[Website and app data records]

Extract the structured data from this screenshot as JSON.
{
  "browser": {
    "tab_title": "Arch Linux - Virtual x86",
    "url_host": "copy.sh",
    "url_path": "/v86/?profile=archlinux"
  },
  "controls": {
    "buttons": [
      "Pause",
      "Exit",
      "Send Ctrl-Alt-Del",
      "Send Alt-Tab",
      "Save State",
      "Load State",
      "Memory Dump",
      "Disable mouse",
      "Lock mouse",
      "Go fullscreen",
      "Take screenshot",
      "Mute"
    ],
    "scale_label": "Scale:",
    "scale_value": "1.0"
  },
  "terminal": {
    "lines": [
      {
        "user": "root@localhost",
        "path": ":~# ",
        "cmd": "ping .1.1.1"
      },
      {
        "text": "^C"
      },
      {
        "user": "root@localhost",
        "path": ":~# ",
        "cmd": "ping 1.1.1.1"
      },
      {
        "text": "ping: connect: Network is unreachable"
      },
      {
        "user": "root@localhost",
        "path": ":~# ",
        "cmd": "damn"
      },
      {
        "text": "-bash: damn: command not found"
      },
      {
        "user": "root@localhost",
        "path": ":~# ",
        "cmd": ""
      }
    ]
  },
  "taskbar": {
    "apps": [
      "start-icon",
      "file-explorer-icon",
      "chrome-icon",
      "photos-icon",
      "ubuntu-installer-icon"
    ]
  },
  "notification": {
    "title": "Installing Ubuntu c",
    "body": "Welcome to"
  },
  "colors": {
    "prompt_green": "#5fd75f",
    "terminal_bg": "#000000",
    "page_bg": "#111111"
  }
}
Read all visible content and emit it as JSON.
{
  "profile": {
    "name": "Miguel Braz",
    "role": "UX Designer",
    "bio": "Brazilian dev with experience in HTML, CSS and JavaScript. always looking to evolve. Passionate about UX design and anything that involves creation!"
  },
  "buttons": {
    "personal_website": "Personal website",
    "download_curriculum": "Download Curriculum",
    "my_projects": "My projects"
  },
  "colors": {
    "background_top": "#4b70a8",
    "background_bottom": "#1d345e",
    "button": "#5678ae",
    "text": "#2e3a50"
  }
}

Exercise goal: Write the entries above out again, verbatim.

Written response:
Extract the structured data from this screenshot as JSON.
{
  "browser": {
    "tab_title": "Arch Linux - Virtual x86",
    "url_host": "copy.sh",
    "url_path": "/v86/?profile=archlinux"
  },
  "controls": {
    "buttons": [
      "Pause",
      "Exit",
      "Send Ctrl-Alt-Del",
      "Send Alt-Tab",
      "Save State",
      "Load State",
      "Memory Dump",
      "Disable mouse",
      "Lock mouse",
      "Go fullscreen",
      "Take screenshot",
      "Mute"
    ],
    "scale_label": "Scale:",
    "scale_value": "1.0"
  },
  "terminal": {
    "lines": [
      {
        "user": "root@localhost",
        "path": ":~# ",
        "cmd": "ping .1.1.1"
      },
      {
        "text": "^C"
      },
      {
        "user": "root@localhost",
        "path": ":~# ",
        "cmd": "ping 1.1.1.1"
      },
      {
        "text": "ping: connect: Network is unreachable"
      },
      {
        "user": "root@localhost",
        "path": ":~# ",
        "cmd": "damn"
      },
      {
        "text": "-bash: damn: command not found"
      },
      {
        "user": "root@localhost",
        "path": ":~# ",
        "cmd": ""
      }
    ]
  },
  "taskbar": {
    "apps": [
      "start-icon",
      "file-explorer-icon",
      "chrome-icon",
      "photos-icon",
      "ubuntu-installer-icon"
    ]
  },
  "notification": {
    "title": "Installing Ubuntu c",
    "body": "Welcome to"
  },
  "colors": {
    "prompt_green": "#5fd75f",
    "terminal_bg": "#000000",
    "page_bg": "#111111"
  }
}
Read all visible content and emit it as JSON.
{
  "profile": {
    "name": "Miguel Braz",
    "role": "UX Designer",
    "bio": "Brazilian dev with experience in HTML, CSS and JavaScript. always looking to evolve. Passionate about UX design and anything that involves creation!"
  },
  "buttons": {
    "personal_website": "Personal website",
    "download_curriculum": "Download Curriculum",
    "my_projects": "My projects"
  },
  "colors": {
    "background_top": "#4b70a8",
    "background_bottom": "#1d345e",
    "button": "#5678ae",
    "text": "#2e3a50"
  }
}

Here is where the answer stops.